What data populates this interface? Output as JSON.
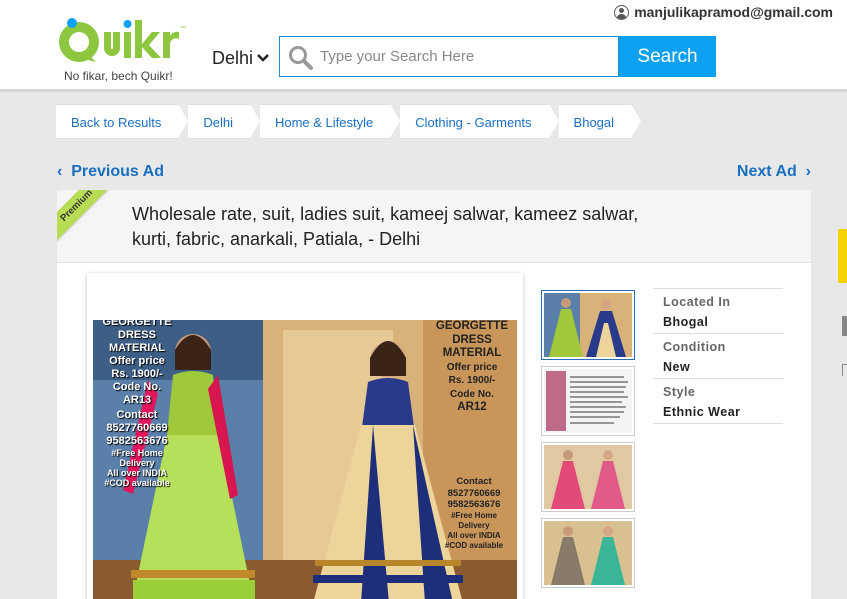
{
  "header": {
    "user_email": "manjulikapramod@gmail.com",
    "logo_text": "Quikr",
    "tagline": "No fikar, bech Quikr!",
    "city": "Delhi",
    "search_placeholder": "Type your Search Here",
    "search_button": "Search",
    "brand_color": "#8dc63f",
    "accent_color": "#0fa1f1"
  },
  "breadcrumb": [
    {
      "label": "Back to Results"
    },
    {
      "label": "Delhi"
    },
    {
      "label": "Home & Lifestyle"
    },
    {
      "label": "Clothing - Garments"
    },
    {
      "label": "Bhogal"
    }
  ],
  "ad_nav": {
    "prev": "Previous Ad",
    "next": "Next Ad"
  },
  "ad": {
    "badge": "Premium",
    "title": "Wholesale rate, suit, ladies suit, kameej salwar, kameez salwar, kurti, fabric, anarkali, Patiala, - Delhi"
  },
  "main_image": {
    "left_caption": [
      "GEORGETTE",
      "DRESS",
      "MATERIAL",
      "Offer price",
      "Rs. 1900/-",
      "Code No.",
      "AR13",
      "Contact",
      "8527760669",
      "9582563676",
      "#Free Home",
      "Delivery",
      "All over INDIA",
      "#COD available"
    ],
    "right_caption": [
      "GEORGETTE",
      "DRESS",
      "MATERIAL",
      "Offer price",
      "Rs. 1900/-",
      "Code No.",
      "AR12"
    ],
    "right_contact": [
      "Contact",
      "8527760669",
      "9582563676",
      "#Free Home",
      "Delivery",
      "All over INDIA",
      "#COD available"
    ]
  },
  "details": [
    {
      "label": "Located In",
      "value": "Bhogal"
    },
    {
      "label": "Condition",
      "value": "New"
    },
    {
      "label": "Style",
      "value": "Ethnic Wear"
    }
  ]
}
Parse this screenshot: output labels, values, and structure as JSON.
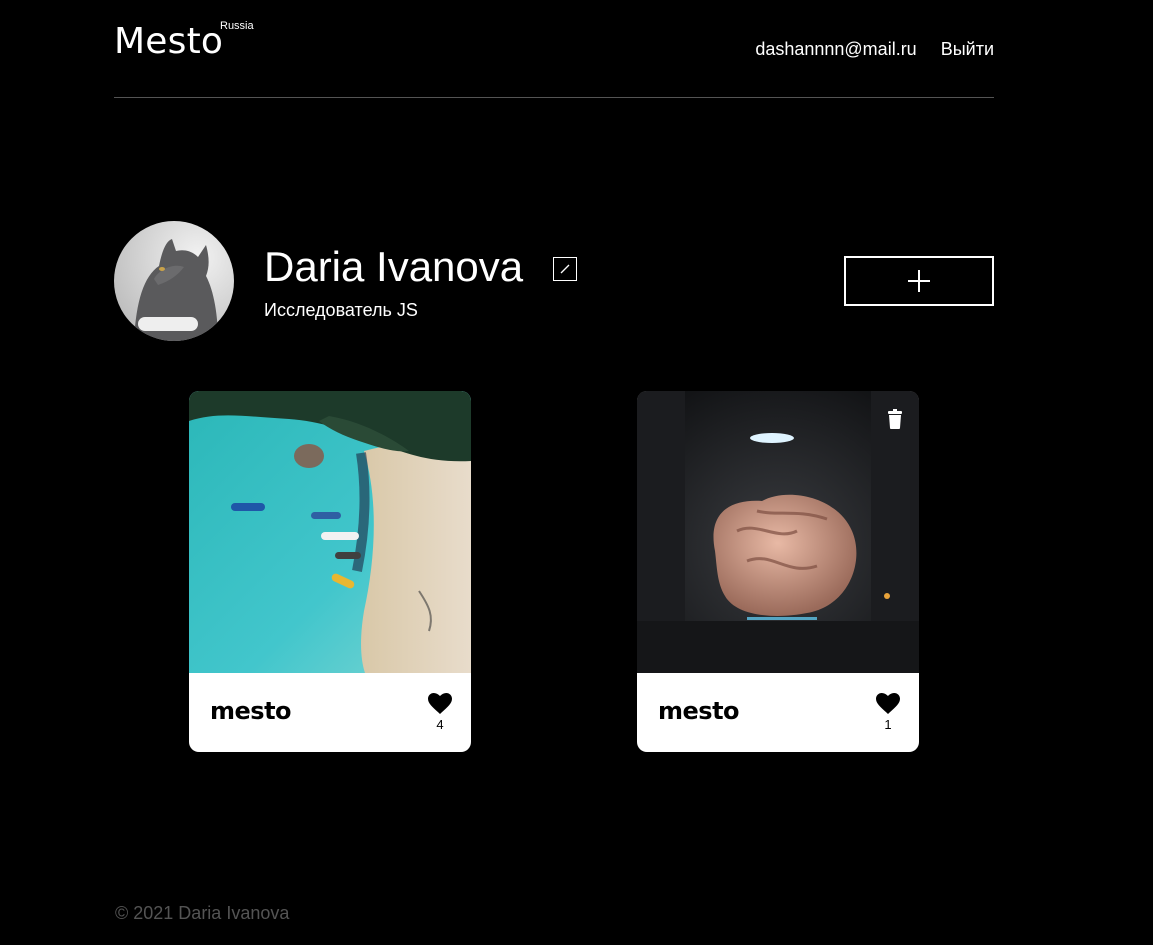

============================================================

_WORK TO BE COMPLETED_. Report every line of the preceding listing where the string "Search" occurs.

_ANSWER FOR THE TASK_.
    "search_placeholder": "Type your Search Here",
    "search_button": "Search",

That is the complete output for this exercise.